Lines from the entries below that hold "exam" form the answer; copy all of them.

═════ Materials provided ═════

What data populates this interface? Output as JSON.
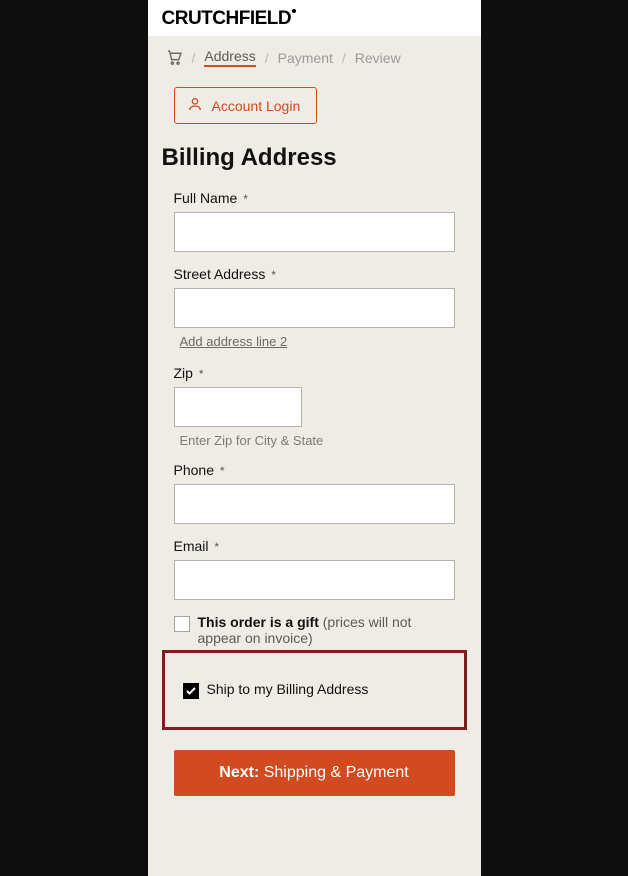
{
  "logo": "CRUTCHFIELD",
  "breadcrumb": {
    "address": "Address",
    "payment": "Payment",
    "review": "Review"
  },
  "accountLogin": "Account Login",
  "pageTitle": "Billing Address",
  "labels": {
    "fullName": "Full Name",
    "street": "Street Address",
    "zip": "Zip",
    "phone": "Phone",
    "email": "Email"
  },
  "required": "*",
  "addLine2": "Add address line 2",
  "zipHelp": "Enter Zip for City & State",
  "gift": {
    "bold": "This order is a gift",
    "light": "(prices will not appear on invoice)"
  },
  "shipToBilling": "Ship to my Billing Address",
  "next": {
    "bold": "Next:",
    "rest": "Shipping & Payment"
  },
  "values": {
    "fullName": "",
    "street": "",
    "zip": "",
    "phone": "",
    "email": ""
  }
}
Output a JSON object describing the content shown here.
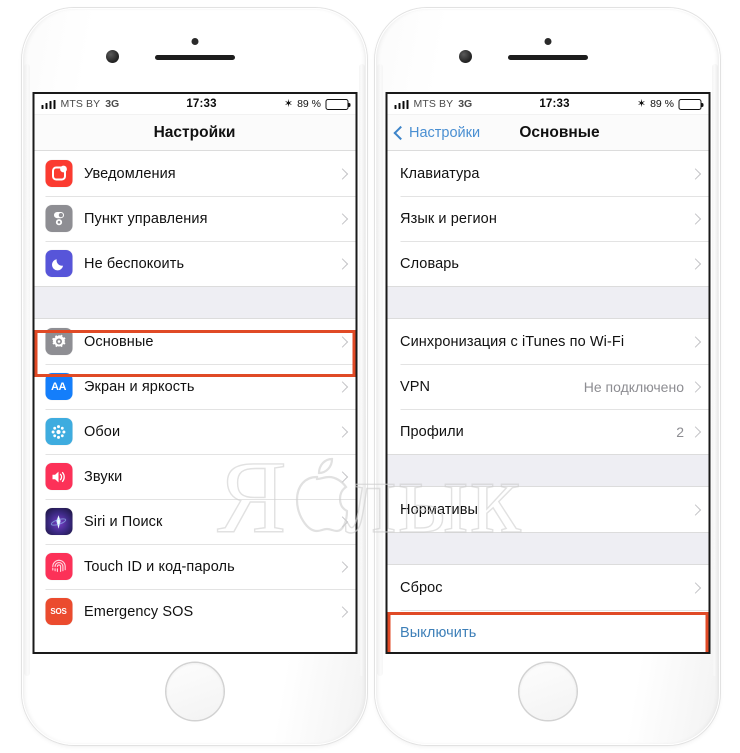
{
  "watermark": {
    "text_before": "Я",
    "text_after": "лык",
    "icon": "apple-logo-icon"
  },
  "status_bar": {
    "signal_icon": "signal-bars-icon",
    "carrier": "MTS BY",
    "network": "3G",
    "time": "17:33",
    "bluetooth_icon": "bluetooth-icon",
    "battery_percent": "89 %",
    "battery_icon": "battery-icon",
    "battery_level": 89
  },
  "left_phone": {
    "nav": {
      "title": "Настройки"
    },
    "sections": [
      {
        "rows": [
          {
            "label": "Уведомления",
            "icon": "notifications-icon",
            "color": "#FB3B30",
            "chevron": true
          },
          {
            "label": "Пункт управления",
            "icon": "control-center-icon",
            "color": "#8E8E93",
            "chevron": true
          },
          {
            "label": "Не беспокоить",
            "icon": "do-not-disturb-icon",
            "color": "#5755D9",
            "chevron": true
          }
        ]
      },
      {
        "rows": [
          {
            "label": "Основные",
            "icon": "general-gear-icon",
            "color": "#8E8E93",
            "chevron": true,
            "highlighted": true
          },
          {
            "label": "Экран и яркость",
            "icon": "display-brightness-icon",
            "color": "#147EFB",
            "chevron": true
          },
          {
            "label": "Обои",
            "icon": "wallpaper-icon",
            "color": "#3EACDF",
            "chevron": true
          },
          {
            "label": "Звуки",
            "icon": "sounds-icon",
            "color": "#FC3158",
            "chevron": true
          },
          {
            "label": "Siri и Поиск",
            "icon": "siri-icon",
            "color": "#2B2257",
            "chevron": true
          },
          {
            "label": "Touch ID и код-пароль",
            "icon": "touch-id-icon",
            "color": "#FC3158",
            "chevron": true
          },
          {
            "label": "Emergency SOS",
            "icon": "emergency-sos-icon",
            "color": "#EB4B2E",
            "chevron": true
          }
        ]
      }
    ]
  },
  "right_phone": {
    "nav": {
      "back_label": "Настройки",
      "back_icon": "chevron-left-icon",
      "title": "Основные"
    },
    "sections": [
      {
        "rows": [
          {
            "label": "Клавиатура",
            "chevron": true
          },
          {
            "label": "Язык и регион",
            "chevron": true
          },
          {
            "label": "Словарь",
            "chevron": true
          }
        ]
      },
      {
        "rows": [
          {
            "label": "Синхронизация с iTunes по Wi-Fi",
            "chevron": true
          },
          {
            "label": "VPN",
            "value": "Не подключено",
            "chevron": true
          },
          {
            "label": "Профили",
            "value": "2",
            "chevron": true
          }
        ]
      },
      {
        "rows": [
          {
            "label": "Нормативы",
            "chevron": true
          }
        ]
      },
      {
        "rows": [
          {
            "label": "Сброс",
            "chevron": true
          },
          {
            "label": "Выключить",
            "chevron": false,
            "blue": true,
            "highlighted": true
          }
        ]
      }
    ]
  },
  "colors": {
    "highlight_border": "#e04a26",
    "ios_blue": "#3d7fb8",
    "separator": "#e3e3e3",
    "group_background": "#eeeef3"
  }
}
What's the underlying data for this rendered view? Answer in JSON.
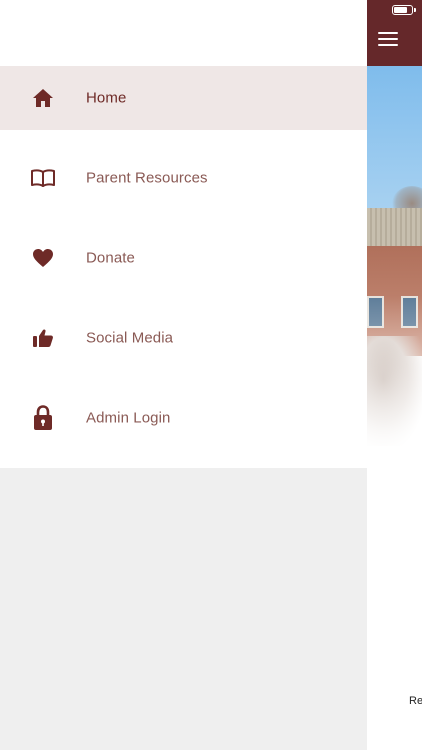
{
  "drawer": {
    "items": [
      {
        "label": "Home",
        "icon": "home-icon",
        "active": true
      },
      {
        "label": "Parent Resources",
        "icon": "book-icon",
        "active": false
      },
      {
        "label": "Donate",
        "icon": "heart-icon",
        "active": false
      },
      {
        "label": "Social Media",
        "icon": "thumbs-up-icon",
        "active": false
      },
      {
        "label": "Admin Login",
        "icon": "lock-icon",
        "active": false
      }
    ]
  },
  "main": {
    "menu_icon": "hamburger-menu-icon",
    "bottom_text": "Re"
  },
  "status_bar": {
    "battery_level": 0.75
  },
  "colors": {
    "brand": "#65282a",
    "icon": "#6e2a27",
    "label": "#8a5a55",
    "active_bg": "#efe7e6",
    "drawer_bg": "#efefef"
  }
}
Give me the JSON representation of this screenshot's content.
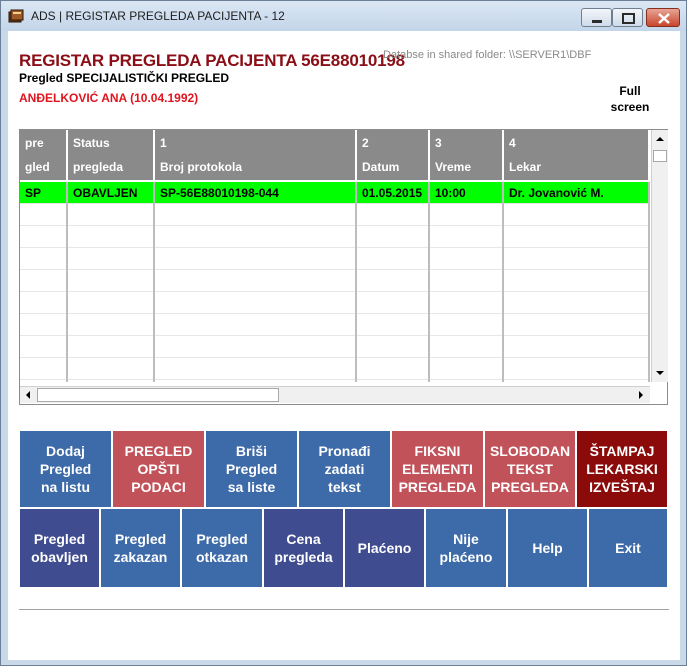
{
  "window": {
    "title": "ADS | REGISTAR PREGLEDA PACIJENTA  -  12"
  },
  "header": {
    "title": "REGISTAR PREGLEDA PACIJENTA 56E88010198",
    "folder": "Databse in shared folder: \\\\SERVER1\\DBF",
    "subtitle": "Pregled SPECIJALISTIČKI PREGLED",
    "patient": "ANĐELKOVIĆ ANA  (10.04.1992)",
    "fullscreen_line1": "Full",
    "fullscreen_line2": "screen"
  },
  "grid": {
    "columns": [
      {
        "l1": "pre",
        "l2": "gled"
      },
      {
        "l1": "Status",
        "l2": "pregleda"
      },
      {
        "l1": "1",
        "l2": "Broj protokola"
      },
      {
        "l1": "2",
        "l2": "Datum"
      },
      {
        "l1": "3",
        "l2": "Vreme"
      },
      {
        "l1": "4",
        "l2": "Lekar"
      }
    ],
    "rows": [
      [
        "SP",
        "OBAVLJEN",
        "SP-56E88010198-044",
        "01.05.2015",
        "10:00",
        "Dr. Jovanović M."
      ]
    ]
  },
  "buttons_row1": [
    {
      "name": "add-exam-button",
      "label": "Dodaj\nPregled\nna listu",
      "color": "#3d6aa8"
    },
    {
      "name": "general-data-button",
      "label": "PREGLED\nOPŠTI\nPODACI",
      "color": "#c2525a"
    },
    {
      "name": "delete-exam-button",
      "label": "Briši\nPregled\nsa liste",
      "color": "#3d6aa8"
    },
    {
      "name": "find-text-button",
      "label": "Pronađi\nzadati\ntekst",
      "color": "#3d6aa8"
    },
    {
      "name": "fixed-elements-button",
      "label": "FIKSNI\nELEMENTI\nPREGLEDA",
      "color": "#c2525a"
    },
    {
      "name": "free-text-button",
      "label": "SLOBODAN\nTEKST\nPREGLEDA",
      "color": "#c2525a"
    },
    {
      "name": "print-report-button",
      "label": "ŠTAMPAJ\nLEKARSKI\nIZVEŠTAJ",
      "color": "#8b0a0a"
    }
  ],
  "buttons_row2": [
    {
      "name": "exam-done-button",
      "label": "Pregled\nobavljen",
      "color": "#3f4c8f"
    },
    {
      "name": "exam-scheduled-button",
      "label": "Pregled\nzakazan",
      "color": "#3d6aa8"
    },
    {
      "name": "exam-cancelled-button",
      "label": "Pregled\notkazan",
      "color": "#3d6aa8"
    },
    {
      "name": "exam-price-button",
      "label": "Cena\npregleda",
      "color": "#3f4c8f"
    },
    {
      "name": "paid-button",
      "label": "Plaćeno",
      "color": "#3f4c8f"
    },
    {
      "name": "not-paid-button",
      "label": "Nije\nplaćeno",
      "color": "#3d6aa8"
    },
    {
      "name": "help-button",
      "label": "Help",
      "color": "#3d6aa8"
    },
    {
      "name": "exit-button",
      "label": "Exit",
      "color": "#3d6aa8"
    }
  ]
}
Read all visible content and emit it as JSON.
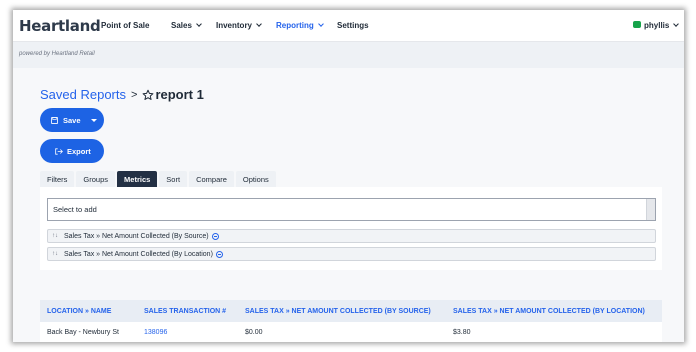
{
  "nav": {
    "brand": "Heartland",
    "items": [
      {
        "label": "Point of Sale",
        "has_menu": false,
        "active": false
      },
      {
        "label": "Sales",
        "has_menu": true,
        "active": false
      },
      {
        "label": "Inventory",
        "has_menu": true,
        "active": false
      },
      {
        "label": "Reporting",
        "has_menu": true,
        "active": true
      },
      {
        "label": "Settings",
        "has_menu": false,
        "active": false
      }
    ],
    "user": "phyllis"
  },
  "powered_by": "powered by Heartland Retail",
  "breadcrumb": {
    "parent": "Saved Reports",
    "separator": ">",
    "current": "report 1"
  },
  "buttons": {
    "save": "Save",
    "export": "Export"
  },
  "tabs": [
    {
      "label": "Filters",
      "active": false
    },
    {
      "label": "Groups",
      "active": false
    },
    {
      "label": "Metrics",
      "active": true
    },
    {
      "label": "Sort",
      "active": false
    },
    {
      "label": "Compare",
      "active": false
    },
    {
      "label": "Options",
      "active": false
    }
  ],
  "metrics_panel": {
    "select_placeholder": "Select to add",
    "selected": [
      "Sales Tax » Net Amount Collected (By Source)",
      "Sales Tax » Net Amount Collected (By Location)"
    ]
  },
  "table": {
    "headers": [
      "LOCATION » NAME",
      "SALES TRANSACTION #",
      "SALES TAX » NET AMOUNT COLLECTED (BY SOURCE)",
      "SALES TAX » NET AMOUNT COLLECTED (BY LOCATION)"
    ],
    "rows": [
      [
        "Back Bay - Newbury St",
        "138096",
        "$0.00",
        "$3.80"
      ]
    ]
  },
  "colors": {
    "accent": "#1d63e4",
    "active_tab": "#233044",
    "user_badge": "#16a34a"
  }
}
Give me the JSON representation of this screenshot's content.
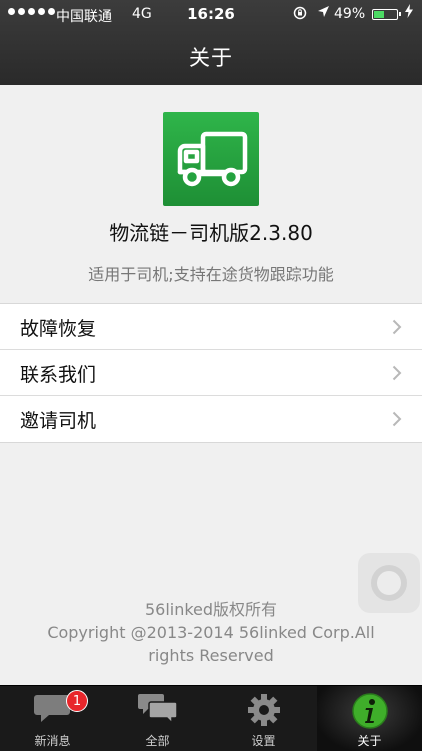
{
  "status_bar": {
    "carrier": "中国联通",
    "network": "4G",
    "time": "16:26",
    "battery_percent": "49%",
    "battery_level": 0.49,
    "icons": [
      "signal-dots-icon",
      "orientation-lock-icon",
      "location-arrow-icon",
      "battery-icon",
      "charging-bolt-icon"
    ]
  },
  "nav": {
    "title": "关于"
  },
  "app": {
    "icon": "truck-icon",
    "name": "物流链－司机版2.3.80",
    "description": "适用于司机;支持在途货物跟踪功能"
  },
  "menu": {
    "items": [
      {
        "label": "故障恢复",
        "icon": "chevron-right-icon"
      },
      {
        "label": "联系我们",
        "icon": "chevron-right-icon"
      },
      {
        "label": "邀请司机",
        "icon": "chevron-right-icon"
      }
    ]
  },
  "footer": {
    "line1": "56linked版权所有",
    "line2": "Copyright @2013-2014 56linked Corp.All",
    "line3": "rights Reserved"
  },
  "tabbar": {
    "tabs": [
      {
        "label": "新消息",
        "icon": "chat-bubble-icon",
        "badge": "1"
      },
      {
        "label": "全部",
        "icon": "double-chat-icon"
      },
      {
        "label": "设置",
        "icon": "gear-icon"
      },
      {
        "label": "关于",
        "icon": "info-icon",
        "active": true
      }
    ]
  },
  "colors": {
    "accent_green": "#2fb54a",
    "badge_red": "#e8262b",
    "nav_bg": "#333333"
  }
}
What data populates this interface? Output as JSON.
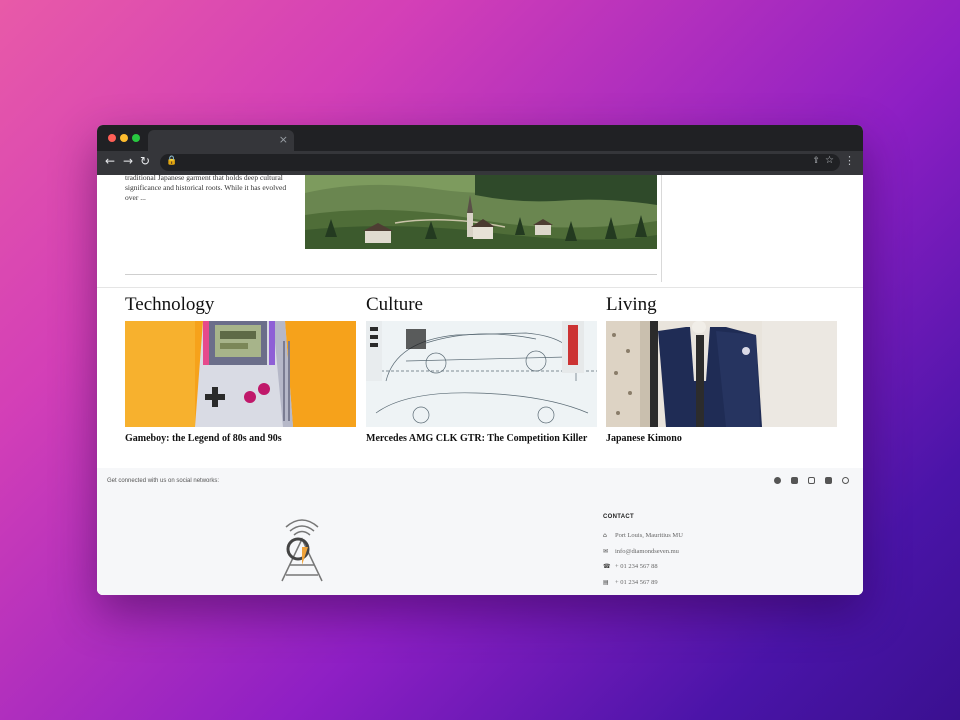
{
  "browser": {
    "tab_close": "×",
    "back": "←",
    "forward": "→",
    "reload": "↻",
    "lock": "🔒",
    "share": "⇪",
    "star": "☆",
    "menu": "⋮",
    "traffic_colors": [
      "#ff5f57",
      "#febc2e",
      "#28c840"
    ]
  },
  "page": {
    "snippet": "traditional Japanese garment that holds deep cultural significance and historical roots. While it has evolved over ...",
    "categories": [
      {
        "heading": "Technology",
        "title": "Gameboy: the Legend of 80s and 90s",
        "image": "gameboy"
      },
      {
        "heading": "Culture",
        "title": "Mercedes AMG CLK GTR: The Competition Killer",
        "image": "race-car-blueprint"
      },
      {
        "heading": "Living",
        "title": "Japanese Kimono",
        "image": "kimono"
      }
    ]
  },
  "footer": {
    "social_text": "Get connected with us on social networks:",
    "social_icons": [
      "facebook-icon",
      "twitter-icon",
      "x-icon",
      "linkedin-icon",
      "whatsapp-icon"
    ],
    "contact_heading": "CONTACT",
    "address": "Port Louis, Mauritius MU",
    "email": "info@diamondseven.mu",
    "phone": "+ 01 234 567 88",
    "fax": "+ 01 234 567 89"
  }
}
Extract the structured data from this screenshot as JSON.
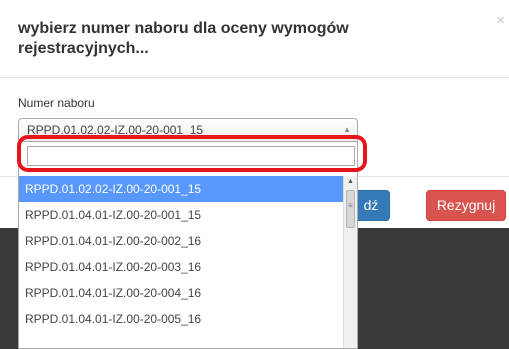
{
  "modal": {
    "title": "wybierz numer naboru dla oceny wymogów rejestracyjnych...",
    "close_label": "×"
  },
  "form": {
    "label": "Numer naboru",
    "selected_value": "RPPD.01.02.02-IZ.00-20-001_15",
    "search_value": "",
    "arrow_icon": "▲"
  },
  "dropdown": {
    "options": [
      "RPPD.01.02.02-IZ.00-20-001_15",
      "RPPD.01.04.01-IZ.00-20-001_15",
      "RPPD.01.04.01-IZ.00-20-002_16",
      "RPPD.01.04.01-IZ.00-20-003_16",
      "RPPD.01.04.01-IZ.00-20-004_16",
      "RPPD.01.04.01-IZ.00-20-005_16"
    ],
    "scroll_up_icon": "▲",
    "thumb_grip": "≡"
  },
  "buttons": {
    "confirm_label": "dź",
    "cancel_label": "Rezygnuj"
  },
  "colors": {
    "highlight": "#e8141b",
    "primary": "#337ab7",
    "danger": "#d9534f",
    "selected": "#5897fb"
  }
}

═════

## Answer area
      "name": "add-exam-button",
      "name": "delete-exam-button",
      "name": "exam-done-button",
      "name": "exam-scheduled-button",
      "name": "exam-cancelled-button",
      "name": "exam-price-button",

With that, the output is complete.